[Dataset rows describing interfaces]
"""

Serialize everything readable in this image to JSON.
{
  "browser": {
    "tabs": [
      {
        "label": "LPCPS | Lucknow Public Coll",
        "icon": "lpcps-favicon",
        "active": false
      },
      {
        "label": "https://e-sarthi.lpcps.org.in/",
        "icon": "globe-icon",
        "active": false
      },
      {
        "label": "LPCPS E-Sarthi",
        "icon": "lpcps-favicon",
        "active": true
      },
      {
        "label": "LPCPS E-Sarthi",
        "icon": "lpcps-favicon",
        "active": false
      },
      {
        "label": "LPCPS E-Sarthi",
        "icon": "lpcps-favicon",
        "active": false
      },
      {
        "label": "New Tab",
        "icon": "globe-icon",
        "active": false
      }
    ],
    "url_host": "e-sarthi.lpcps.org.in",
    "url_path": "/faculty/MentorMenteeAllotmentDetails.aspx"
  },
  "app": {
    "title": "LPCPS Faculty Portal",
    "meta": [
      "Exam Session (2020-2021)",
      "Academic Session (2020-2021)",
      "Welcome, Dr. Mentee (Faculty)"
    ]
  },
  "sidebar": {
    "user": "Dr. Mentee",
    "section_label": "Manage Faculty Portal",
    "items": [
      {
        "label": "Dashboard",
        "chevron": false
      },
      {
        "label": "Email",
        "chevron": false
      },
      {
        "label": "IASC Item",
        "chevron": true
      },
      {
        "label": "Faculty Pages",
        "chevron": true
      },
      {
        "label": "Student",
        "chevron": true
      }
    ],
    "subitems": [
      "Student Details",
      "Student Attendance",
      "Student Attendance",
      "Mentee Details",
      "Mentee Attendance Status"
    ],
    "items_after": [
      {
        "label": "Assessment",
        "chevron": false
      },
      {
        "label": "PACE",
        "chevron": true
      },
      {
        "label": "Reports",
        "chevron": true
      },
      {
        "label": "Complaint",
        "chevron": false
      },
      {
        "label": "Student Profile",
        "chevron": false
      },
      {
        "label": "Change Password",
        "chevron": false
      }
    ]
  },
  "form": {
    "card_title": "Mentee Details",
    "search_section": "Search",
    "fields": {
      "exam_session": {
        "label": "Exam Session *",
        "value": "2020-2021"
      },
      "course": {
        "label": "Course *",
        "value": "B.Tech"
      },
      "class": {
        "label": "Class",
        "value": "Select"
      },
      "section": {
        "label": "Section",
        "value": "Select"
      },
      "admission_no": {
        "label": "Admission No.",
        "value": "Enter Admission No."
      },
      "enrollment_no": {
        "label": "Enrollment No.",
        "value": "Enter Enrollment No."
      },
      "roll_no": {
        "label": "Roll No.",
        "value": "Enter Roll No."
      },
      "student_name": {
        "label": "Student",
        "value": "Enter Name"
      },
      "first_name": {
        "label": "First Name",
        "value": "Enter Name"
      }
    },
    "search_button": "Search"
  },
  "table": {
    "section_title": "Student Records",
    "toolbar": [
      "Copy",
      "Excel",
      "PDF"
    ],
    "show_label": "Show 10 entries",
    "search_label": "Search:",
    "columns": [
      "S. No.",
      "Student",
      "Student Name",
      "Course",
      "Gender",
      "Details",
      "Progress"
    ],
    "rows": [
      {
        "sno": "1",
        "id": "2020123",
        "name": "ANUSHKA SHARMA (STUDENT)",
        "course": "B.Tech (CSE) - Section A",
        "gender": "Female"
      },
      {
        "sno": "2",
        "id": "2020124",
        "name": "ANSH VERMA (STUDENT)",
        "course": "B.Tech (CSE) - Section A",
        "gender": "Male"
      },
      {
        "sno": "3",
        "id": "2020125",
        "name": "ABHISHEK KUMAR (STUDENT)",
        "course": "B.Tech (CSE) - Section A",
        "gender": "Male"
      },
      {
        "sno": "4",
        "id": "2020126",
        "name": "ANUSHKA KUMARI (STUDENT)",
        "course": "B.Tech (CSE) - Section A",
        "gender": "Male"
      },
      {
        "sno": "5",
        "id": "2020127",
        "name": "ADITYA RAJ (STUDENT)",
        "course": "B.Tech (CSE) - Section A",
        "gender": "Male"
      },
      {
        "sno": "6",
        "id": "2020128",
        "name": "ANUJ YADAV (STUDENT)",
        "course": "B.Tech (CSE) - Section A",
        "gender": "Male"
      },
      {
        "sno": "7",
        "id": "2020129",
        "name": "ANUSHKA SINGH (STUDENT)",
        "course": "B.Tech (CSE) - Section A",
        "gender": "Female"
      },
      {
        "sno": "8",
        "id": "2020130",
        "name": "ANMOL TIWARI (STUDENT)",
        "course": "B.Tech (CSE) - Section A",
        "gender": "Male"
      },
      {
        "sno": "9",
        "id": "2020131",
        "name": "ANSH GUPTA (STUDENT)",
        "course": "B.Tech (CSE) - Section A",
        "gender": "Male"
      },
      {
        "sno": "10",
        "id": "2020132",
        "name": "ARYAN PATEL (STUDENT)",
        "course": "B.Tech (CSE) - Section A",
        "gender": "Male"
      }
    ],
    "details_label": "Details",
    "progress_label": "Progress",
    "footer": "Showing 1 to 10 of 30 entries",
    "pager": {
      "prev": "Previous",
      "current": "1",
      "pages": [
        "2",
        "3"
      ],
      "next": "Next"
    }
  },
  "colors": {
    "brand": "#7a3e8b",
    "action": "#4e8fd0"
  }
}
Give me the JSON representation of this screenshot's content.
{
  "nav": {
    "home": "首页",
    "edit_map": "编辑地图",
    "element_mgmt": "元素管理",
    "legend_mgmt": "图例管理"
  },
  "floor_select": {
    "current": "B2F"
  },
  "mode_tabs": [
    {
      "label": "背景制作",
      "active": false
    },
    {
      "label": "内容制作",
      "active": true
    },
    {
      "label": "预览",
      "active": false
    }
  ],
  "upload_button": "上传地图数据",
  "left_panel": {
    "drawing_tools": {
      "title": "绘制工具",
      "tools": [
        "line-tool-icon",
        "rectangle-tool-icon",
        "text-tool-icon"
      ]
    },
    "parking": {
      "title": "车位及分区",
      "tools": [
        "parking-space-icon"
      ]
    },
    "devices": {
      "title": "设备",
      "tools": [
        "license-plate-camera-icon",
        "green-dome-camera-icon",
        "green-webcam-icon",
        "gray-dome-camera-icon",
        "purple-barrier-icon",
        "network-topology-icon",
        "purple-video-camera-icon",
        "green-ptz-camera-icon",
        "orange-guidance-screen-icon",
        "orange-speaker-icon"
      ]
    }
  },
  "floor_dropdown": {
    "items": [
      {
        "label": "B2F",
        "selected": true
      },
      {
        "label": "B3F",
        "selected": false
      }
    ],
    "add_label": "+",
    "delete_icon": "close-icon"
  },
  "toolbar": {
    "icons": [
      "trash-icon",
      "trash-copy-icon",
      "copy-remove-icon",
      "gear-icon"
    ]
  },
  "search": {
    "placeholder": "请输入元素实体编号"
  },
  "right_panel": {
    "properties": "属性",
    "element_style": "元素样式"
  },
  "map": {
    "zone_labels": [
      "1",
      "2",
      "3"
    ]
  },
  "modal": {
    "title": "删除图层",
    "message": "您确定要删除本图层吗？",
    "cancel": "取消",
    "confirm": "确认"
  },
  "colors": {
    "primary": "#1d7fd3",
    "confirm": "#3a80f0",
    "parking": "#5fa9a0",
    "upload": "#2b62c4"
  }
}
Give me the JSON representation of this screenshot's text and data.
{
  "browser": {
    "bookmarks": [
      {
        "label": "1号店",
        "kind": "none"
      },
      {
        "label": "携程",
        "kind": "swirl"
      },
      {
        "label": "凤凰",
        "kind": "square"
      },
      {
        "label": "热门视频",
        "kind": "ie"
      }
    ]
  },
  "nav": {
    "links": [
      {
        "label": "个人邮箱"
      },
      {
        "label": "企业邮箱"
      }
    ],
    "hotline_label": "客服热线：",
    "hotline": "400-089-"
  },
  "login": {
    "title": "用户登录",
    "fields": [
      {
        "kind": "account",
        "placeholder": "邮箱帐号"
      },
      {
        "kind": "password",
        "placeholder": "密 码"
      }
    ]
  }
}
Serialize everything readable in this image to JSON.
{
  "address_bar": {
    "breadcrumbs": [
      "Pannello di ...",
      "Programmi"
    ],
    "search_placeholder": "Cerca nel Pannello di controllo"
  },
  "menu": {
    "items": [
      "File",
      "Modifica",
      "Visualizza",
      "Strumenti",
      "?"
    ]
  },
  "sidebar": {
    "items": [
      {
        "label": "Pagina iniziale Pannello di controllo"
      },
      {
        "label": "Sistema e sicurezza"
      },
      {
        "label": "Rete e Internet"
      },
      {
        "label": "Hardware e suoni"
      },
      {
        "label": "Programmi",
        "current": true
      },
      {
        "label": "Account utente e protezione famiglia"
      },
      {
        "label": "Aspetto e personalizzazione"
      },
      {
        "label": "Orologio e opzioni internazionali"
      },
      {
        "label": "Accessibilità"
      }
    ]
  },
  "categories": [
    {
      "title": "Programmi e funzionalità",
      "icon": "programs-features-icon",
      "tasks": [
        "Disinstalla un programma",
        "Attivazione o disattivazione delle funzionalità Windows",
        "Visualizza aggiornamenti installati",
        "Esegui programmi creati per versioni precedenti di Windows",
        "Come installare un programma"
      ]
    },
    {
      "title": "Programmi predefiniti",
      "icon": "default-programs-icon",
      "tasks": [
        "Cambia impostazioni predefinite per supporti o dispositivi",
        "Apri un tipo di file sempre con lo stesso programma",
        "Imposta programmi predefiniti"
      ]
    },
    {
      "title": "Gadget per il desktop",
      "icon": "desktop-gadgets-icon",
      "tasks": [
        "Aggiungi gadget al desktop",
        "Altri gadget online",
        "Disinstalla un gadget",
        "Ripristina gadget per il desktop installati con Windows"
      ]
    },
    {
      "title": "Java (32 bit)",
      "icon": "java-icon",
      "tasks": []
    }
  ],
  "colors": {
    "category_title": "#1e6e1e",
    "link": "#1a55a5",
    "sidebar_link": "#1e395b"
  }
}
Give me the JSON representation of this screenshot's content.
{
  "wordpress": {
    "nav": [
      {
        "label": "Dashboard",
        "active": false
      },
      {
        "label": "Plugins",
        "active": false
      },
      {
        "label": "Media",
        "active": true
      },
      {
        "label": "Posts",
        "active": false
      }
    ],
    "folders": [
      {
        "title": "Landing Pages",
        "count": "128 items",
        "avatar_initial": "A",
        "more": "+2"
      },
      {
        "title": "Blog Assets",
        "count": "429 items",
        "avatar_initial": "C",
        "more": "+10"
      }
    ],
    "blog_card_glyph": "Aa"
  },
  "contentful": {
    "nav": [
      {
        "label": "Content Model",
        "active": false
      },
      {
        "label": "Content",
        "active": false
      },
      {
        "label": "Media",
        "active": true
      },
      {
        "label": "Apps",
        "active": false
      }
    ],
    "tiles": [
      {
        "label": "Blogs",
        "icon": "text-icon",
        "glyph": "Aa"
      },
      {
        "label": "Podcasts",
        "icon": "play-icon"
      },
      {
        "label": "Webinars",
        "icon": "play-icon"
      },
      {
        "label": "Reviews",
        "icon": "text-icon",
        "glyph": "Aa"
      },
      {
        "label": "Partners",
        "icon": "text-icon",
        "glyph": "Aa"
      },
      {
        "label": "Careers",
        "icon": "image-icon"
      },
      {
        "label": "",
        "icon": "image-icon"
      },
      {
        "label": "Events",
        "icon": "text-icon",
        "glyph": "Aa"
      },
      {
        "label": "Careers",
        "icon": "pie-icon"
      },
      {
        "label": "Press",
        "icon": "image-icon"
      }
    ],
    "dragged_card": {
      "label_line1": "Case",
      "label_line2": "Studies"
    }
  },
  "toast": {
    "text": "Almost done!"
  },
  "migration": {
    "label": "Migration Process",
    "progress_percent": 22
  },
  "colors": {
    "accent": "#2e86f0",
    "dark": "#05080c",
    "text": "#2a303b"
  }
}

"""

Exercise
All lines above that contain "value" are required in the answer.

Solution
        "value": "2020-2021"
        "value": "B.Tech"
        "value": "Select"
        "value": "Select"
        "value": "Enter Admission No."
        "value": "Enter Enrollment No."
        "value": "Enter Roll No."
        "value": "Enter Name"
        "value": "Enter Name"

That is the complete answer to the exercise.